**REQUIRED WORK:** In the copy of these records, include no pictures and change nothing else.

**TASK INPUT:**
=-=-=

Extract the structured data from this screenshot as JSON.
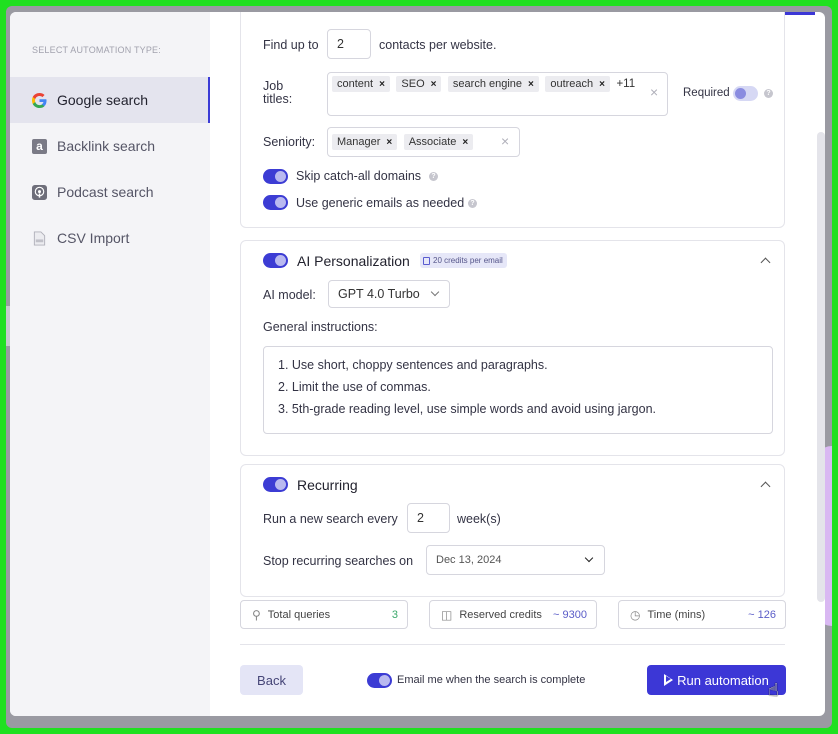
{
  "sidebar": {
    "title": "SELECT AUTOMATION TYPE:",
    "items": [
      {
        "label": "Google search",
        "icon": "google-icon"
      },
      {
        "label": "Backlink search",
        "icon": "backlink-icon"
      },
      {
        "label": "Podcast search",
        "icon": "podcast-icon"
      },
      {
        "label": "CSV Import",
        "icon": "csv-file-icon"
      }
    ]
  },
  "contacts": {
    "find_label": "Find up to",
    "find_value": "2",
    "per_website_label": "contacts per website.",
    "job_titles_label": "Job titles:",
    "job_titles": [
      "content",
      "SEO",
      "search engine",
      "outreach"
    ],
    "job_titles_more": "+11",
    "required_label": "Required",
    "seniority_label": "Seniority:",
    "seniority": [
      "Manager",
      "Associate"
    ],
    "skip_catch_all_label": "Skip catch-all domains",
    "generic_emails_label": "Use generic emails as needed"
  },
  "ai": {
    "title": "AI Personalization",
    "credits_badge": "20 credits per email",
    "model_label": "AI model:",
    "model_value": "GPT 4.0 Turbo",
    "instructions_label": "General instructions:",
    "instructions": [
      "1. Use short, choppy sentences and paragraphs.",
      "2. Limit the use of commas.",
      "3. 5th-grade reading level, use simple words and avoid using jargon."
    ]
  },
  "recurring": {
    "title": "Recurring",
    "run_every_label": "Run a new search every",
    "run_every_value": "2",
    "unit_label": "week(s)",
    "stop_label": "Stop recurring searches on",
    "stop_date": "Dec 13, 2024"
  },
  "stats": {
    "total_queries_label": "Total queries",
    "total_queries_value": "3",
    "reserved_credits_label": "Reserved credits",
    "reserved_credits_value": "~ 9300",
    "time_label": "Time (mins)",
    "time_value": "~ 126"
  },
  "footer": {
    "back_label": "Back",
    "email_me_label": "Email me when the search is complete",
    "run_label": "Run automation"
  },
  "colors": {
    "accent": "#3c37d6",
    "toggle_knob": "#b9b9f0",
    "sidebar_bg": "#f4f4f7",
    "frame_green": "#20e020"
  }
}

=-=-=

**WRITTEN SOLUTION:**
Extract the structured data from this screenshot as JSON.
{
  "sidebar": {
    "title": "SELECT AUTOMATION TYPE:",
    "items": [
      {
        "label": "Google search",
        "icon": "google-icon"
      },
      {
        "label": "Backlink search",
        "icon": "backlink-icon"
      },
      {
        "label": "Podcast search",
        "icon": "podcast-icon"
      },
      {
        "label": "CSV Import",
        "icon": "csv-file-icon"
      }
    ]
  },
  "contacts": {
    "find_label": "Find up to",
    "find_value": "2",
    "per_website_label": "contacts per website.",
    "job_titles_label": "Job titles:",
    "job_titles": [
      "content",
      "SEO",
      "search engine",
      "outreach"
    ],
    "job_titles_more": "+11",
    "required_label": "Required",
    "seniority_label": "Seniority:",
    "seniority": [
      "Manager",
      "Associate"
    ],
    "skip_catch_all_label": "Skip catch-all domains",
    "generic_emails_label": "Use generic emails as needed"
  },
  "ai": {
    "title": "AI Personalization",
    "credits_badge": "20 credits per email",
    "model_label": "AI model:",
    "model_value": "GPT 4.0 Turbo",
    "instructions_label": "General instructions:",
    "instructions": [
      "1. Use short, choppy sentences and paragraphs.",
      "2. Limit the use of commas.",
      "3. 5th-grade reading level, use simple words and avoid using jargon."
    ]
  },
  "recurring": {
    "title": "Recurring",
    "run_every_label": "Run a new search every",
    "run_every_value": "2",
    "unit_label": "week(s)",
    "stop_label": "Stop recurring searches on",
    "stop_date": "Dec 13, 2024"
  },
  "stats": {
    "total_queries_label": "Total queries",
    "total_queries_value": "3",
    "reserved_credits_label": "Reserved credits",
    "reserved_credits_value": "~ 9300",
    "time_label": "Time (mins)",
    "time_value": "~ 126"
  },
  "footer": {
    "back_label": "Back",
    "email_me_label": "Email me when the search is complete",
    "run_label": "Run automation"
  },
  "colors": {
    "accent": "#3c37d6",
    "toggle_knob": "#b9b9f0",
    "sidebar_bg": "#f4f4f7",
    "frame_green": "#20e020"
  }
}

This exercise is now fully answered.